▶ _The problem_
Only a number is expected: how many lines in the entries that follow contain the word "text"?

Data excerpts
Start of Block
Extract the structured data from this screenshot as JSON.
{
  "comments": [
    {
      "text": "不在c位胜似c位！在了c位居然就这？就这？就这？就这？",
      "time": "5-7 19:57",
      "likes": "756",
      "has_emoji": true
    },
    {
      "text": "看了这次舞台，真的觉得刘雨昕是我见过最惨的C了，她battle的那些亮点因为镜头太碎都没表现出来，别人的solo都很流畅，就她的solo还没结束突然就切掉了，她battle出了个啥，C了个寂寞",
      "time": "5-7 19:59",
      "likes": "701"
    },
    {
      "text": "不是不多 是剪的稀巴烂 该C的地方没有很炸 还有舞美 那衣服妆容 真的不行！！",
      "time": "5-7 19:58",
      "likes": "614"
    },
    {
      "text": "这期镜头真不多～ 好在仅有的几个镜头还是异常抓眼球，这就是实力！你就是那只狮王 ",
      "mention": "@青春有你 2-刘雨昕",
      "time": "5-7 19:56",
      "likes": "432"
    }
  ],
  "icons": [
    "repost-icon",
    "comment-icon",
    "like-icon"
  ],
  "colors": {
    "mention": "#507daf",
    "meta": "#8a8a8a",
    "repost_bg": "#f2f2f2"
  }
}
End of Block
▶ _Solution to this exercise_
4